Most people seem to think that Wheatus were just a fairly unpopular pop rock band with a singer who sounds like a girl, who had one mildly entertaining song (Teenage Dirtbag, in case you don’t remember) that had Jason Biggs in the video then disappeared into oblivion. Well, I was one of the millions of kids back then who LOVED that song. To be honest, I loved the band in general. So it pleases me greatly to be able to tell you that Wheatus didn’t fall into a black hole never to be seen again. In fact, they’re in Northport, Long Island. Granted, they’re still a fairly unpopular pop rock band, and yeah, the singer still kinda sounds like a girl. But they’re still making pretty darned good music.

After a distinctly unamicable parting with their record label Sony, Wheatus’ third album, Suck Fony (a re-release of the second, titled Hand Over Your Loved Ones, which was re-branded and released independently) failed to make any impact on the charts.
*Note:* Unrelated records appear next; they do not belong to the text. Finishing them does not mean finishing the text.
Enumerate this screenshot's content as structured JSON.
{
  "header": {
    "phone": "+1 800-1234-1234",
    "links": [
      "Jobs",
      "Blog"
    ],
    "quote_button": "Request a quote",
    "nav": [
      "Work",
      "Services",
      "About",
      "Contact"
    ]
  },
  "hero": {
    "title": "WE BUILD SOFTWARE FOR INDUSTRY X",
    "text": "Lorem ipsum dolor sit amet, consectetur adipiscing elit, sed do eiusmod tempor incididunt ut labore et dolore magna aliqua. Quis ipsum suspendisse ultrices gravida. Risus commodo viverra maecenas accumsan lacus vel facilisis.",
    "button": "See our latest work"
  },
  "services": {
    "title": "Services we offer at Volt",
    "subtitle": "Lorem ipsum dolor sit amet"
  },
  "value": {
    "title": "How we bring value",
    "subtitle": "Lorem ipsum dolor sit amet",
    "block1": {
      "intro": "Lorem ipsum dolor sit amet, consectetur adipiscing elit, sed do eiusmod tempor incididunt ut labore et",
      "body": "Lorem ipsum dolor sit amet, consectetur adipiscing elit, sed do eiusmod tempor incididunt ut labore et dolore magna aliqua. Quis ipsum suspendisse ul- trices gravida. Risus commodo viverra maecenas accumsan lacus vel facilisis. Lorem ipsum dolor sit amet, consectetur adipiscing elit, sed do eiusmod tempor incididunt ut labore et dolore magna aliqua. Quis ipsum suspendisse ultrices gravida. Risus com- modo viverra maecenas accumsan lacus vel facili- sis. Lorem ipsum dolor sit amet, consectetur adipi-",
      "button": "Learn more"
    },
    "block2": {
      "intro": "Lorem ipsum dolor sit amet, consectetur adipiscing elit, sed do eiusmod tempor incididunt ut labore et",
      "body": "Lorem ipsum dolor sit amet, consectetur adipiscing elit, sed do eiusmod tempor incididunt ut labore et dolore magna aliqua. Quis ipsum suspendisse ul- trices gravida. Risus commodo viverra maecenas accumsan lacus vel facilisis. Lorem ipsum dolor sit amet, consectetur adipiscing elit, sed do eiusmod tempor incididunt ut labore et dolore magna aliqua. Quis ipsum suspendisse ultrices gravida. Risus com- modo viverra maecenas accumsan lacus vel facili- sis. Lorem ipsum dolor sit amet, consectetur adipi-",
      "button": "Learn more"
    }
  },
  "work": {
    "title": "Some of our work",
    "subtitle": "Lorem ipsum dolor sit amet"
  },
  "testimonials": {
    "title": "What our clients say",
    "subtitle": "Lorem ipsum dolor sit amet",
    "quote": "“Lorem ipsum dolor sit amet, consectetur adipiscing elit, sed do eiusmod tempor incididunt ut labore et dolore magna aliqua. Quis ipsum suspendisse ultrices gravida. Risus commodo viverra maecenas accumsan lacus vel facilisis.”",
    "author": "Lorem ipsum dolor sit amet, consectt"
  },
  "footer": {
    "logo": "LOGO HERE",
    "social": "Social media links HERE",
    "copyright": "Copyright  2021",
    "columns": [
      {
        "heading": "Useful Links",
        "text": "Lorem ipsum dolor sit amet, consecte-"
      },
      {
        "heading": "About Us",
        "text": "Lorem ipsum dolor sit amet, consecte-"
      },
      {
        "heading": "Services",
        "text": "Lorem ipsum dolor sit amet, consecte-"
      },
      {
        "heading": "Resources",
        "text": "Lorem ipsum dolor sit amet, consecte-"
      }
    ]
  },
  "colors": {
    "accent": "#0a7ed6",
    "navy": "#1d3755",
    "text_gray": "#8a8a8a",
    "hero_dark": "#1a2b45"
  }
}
Which is a shame really, because it features some great songs – “Lemonade” and “Whole Amoeba” to name just two.

In 2005, the next album was released. Too Soon Monsoon was a much more mature sounding record, featuring some longer, vaguely prog-inspired tracks – “No Happy Ending Tune” and “This Island” come in at 5:37 and 6:04 respectively. Singles from this album were “BMX Bandits” and “The London Sun”, which were printed on a limited run of 7in vinyl. Which brings us up to date. And Wheatus’ latest outing – The Lightning EP, Volume 1 of a series of EPs, a collection called “Pop, Songs & Death”.

With only six songs on an EP (available for free download) by a pop rock band, you’d be forgiven for thinking this could be a pretty short, pleasant listen. Interestingly, it’s turned out to be a fairly grown-up sounding record, almost difficult to listen to, and due to a lengthy outro on the 11+ minute long “From Listening To Lightning”, the whole EP clocks in at an impressive 39:00 minutes.
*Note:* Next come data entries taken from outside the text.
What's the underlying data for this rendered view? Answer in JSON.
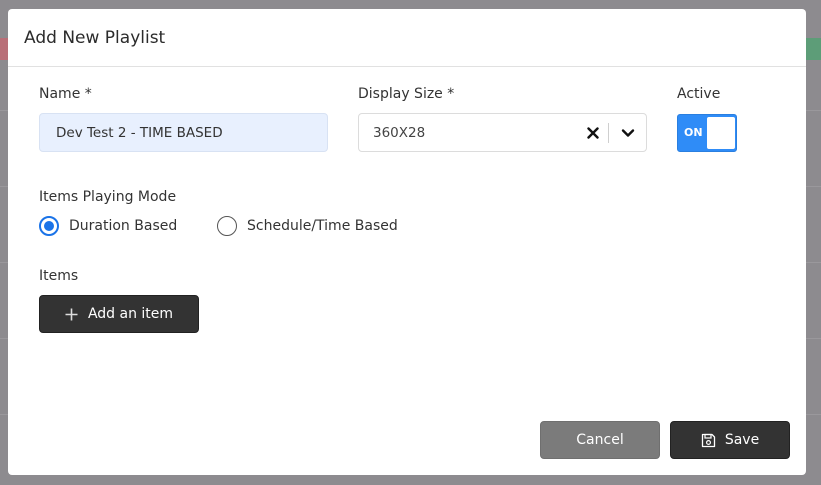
{
  "modal": {
    "title": "Add New Playlist"
  },
  "form": {
    "name": {
      "label": "Name *",
      "value": "Dev Test 2 - TIME BASED"
    },
    "display_size": {
      "label": "Display Size *",
      "value": "360X28",
      "clear_icon": "close-icon",
      "dropdown_icon": "chevron-down-icon"
    },
    "active": {
      "label": "Active",
      "state_text": "ON",
      "on": true,
      "color": "#2f8cf7"
    },
    "playing_mode": {
      "label": "Items Playing Mode",
      "options": [
        {
          "label": "Duration Based",
          "selected": true
        },
        {
          "label": "Schedule/Time Based",
          "selected": false
        }
      ],
      "accent": "#1a73e8"
    },
    "items": {
      "label": "Items",
      "add_button": "Add an item",
      "add_icon": "plus-icon"
    }
  },
  "footer": {
    "cancel": "Cancel",
    "save": "Save",
    "save_icon": "floppy-disk-icon"
  },
  "colors": {
    "dark_button": "#333333",
    "cancel_button": "#7b7b7b",
    "overlay": "#8d8b8f"
  }
}
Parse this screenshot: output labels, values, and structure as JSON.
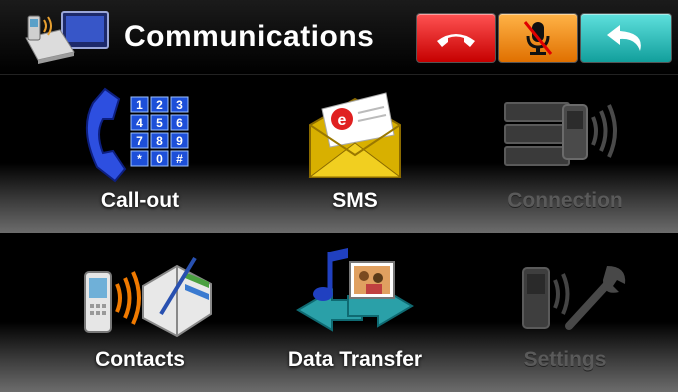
{
  "header": {
    "title": "Communications",
    "app_icon": "phone-book-signal-icon",
    "buttons": [
      {
        "name": "hang-up",
        "icon": "hang-up-icon",
        "color": "#e01010"
      },
      {
        "name": "mute",
        "icon": "mic-muted-icon",
        "color": "#f08a00"
      },
      {
        "name": "back",
        "icon": "back-arrow-icon",
        "color": "#2cc0bd"
      }
    ]
  },
  "menu": {
    "items": [
      {
        "label": "Call-out",
        "icon": "phone-keypad-icon",
        "enabled": true
      },
      {
        "label": "SMS",
        "icon": "envelope-icon",
        "enabled": true
      },
      {
        "label": "Connection",
        "icon": "connection-icon",
        "enabled": false
      },
      {
        "label": "Contacts",
        "icon": "contacts-book-icon",
        "enabled": true
      },
      {
        "label": "Data Transfer",
        "icon": "data-transfer-icon",
        "enabled": true
      },
      {
        "label": "Settings",
        "icon": "phone-wrench-icon",
        "enabled": false
      }
    ]
  }
}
The one thing that stands out about Wheatus’ songs is the way they ‘sound’. All the instruments in the band are electronically generated sounds, MIDI controlled with an impressive rack of hardware including a specially constructed rig by pro audio gear manufacturer Manley. I couldn’t tell you what it does, but I can tell you the setup looks pretty cool. And to be fair, it sounds good too.

The Lightning EP was recorded using “super audio” on a console by Sonoma, which creates DSD files, a format with sound quality apparently even better than vinyl. Naturally, it’s still compressed as you’d expect from an MP3 file, which is the version I have (it’s also available in Windows Lossless, Apple Lossless, FLAC, and DSD and can be played on a PS3) but even the MP3 version has a great sound quality. It’s mixed well, and the arrangements are unusual enough to keep it interesting but are subtle enough to make it all feel pleasantly familiar.
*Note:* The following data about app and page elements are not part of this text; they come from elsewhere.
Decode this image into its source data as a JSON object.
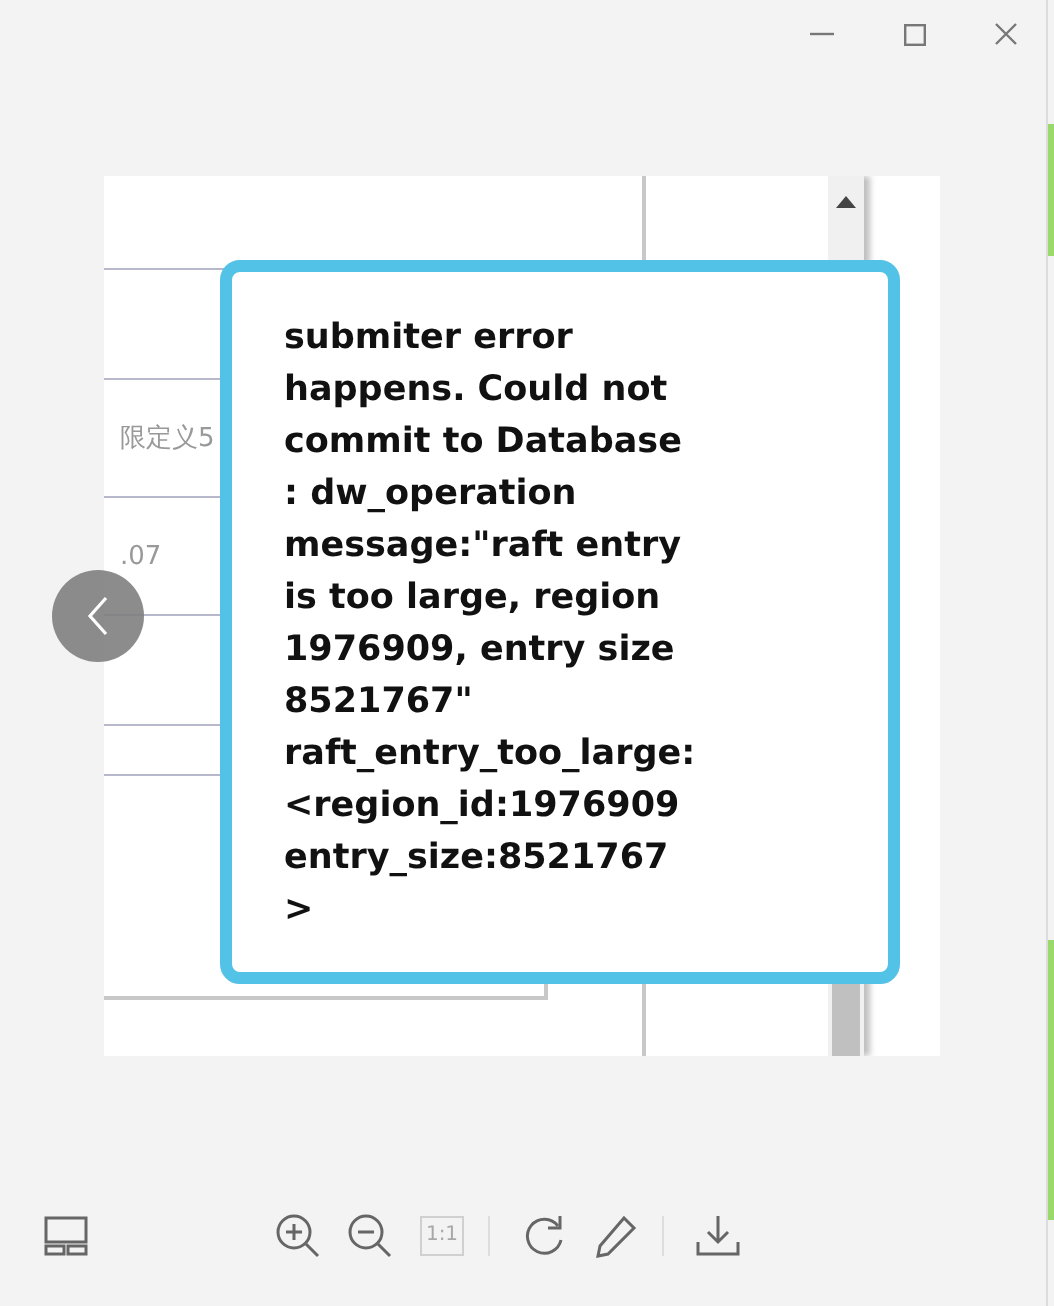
{
  "document": {
    "cells": [
      {
        "text": ""
      },
      {
        "text": "限定义5"
      },
      {
        "text": ".07"
      }
    ]
  },
  "tooltip": {
    "message": "submiter error\nhappens. Could not\ncommit to Database\n: dw_operation\nmessage:\"raft entry\nis too large, region\n1976909, entry size\n8521767\"\nraft_entry_too_large:\n<region_id:1976909\nentry_size:8521767\n>"
  },
  "toolbar": {
    "tools": [
      {
        "kind": "thumbnails",
        "disabled": false
      },
      {
        "kind": "zoom-in",
        "disabled": false
      },
      {
        "kind": "zoom-out",
        "disabled": false
      },
      {
        "kind": "actual-size",
        "label": "1:1",
        "disabled": true
      },
      {
        "kind": "divider"
      },
      {
        "kind": "rotate",
        "disabled": false
      },
      {
        "kind": "edit",
        "disabled": false
      },
      {
        "kind": "divider"
      },
      {
        "kind": "download",
        "disabled": false
      }
    ]
  }
}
That said, it takes a good few listens to “get” this record, other than “You And Your Stoopid Guitar”, which is a brilliantly infectious pop song. “Now” is a pretty but sad track that features in the independent movie “April Showers” about the Columbine disaster, “Real Girl” and “Texas” are also quite slow, but have enough guts and power behind them to avoid them feeling sluggish.

It seems that a lot of people still judge Wheatus on their earlier songs, which is more than a little unfair as Teenage Dirtbag was out almost ten years ago, and since then Wheatus have grown up a lot. They’ve endured lineup changes, been mangled through the major record label machine and have established themselves as a completely independent band, from the songwriting, through to their production and tour management, they admirably do it all themselves. Their inimitable sound and unique approach to music is both refreshing and inspiring, and The Lightning EP is the perfect celebration of their longevity and musical progression. Here’s to another ten years.  [ END ]

Track Listing:

01. From Listening to Lightning
02. You and Your Stoopid Guitar
03. Real
04. Now
05. If You Need A Friend
06. Texas

Run Time: 39:00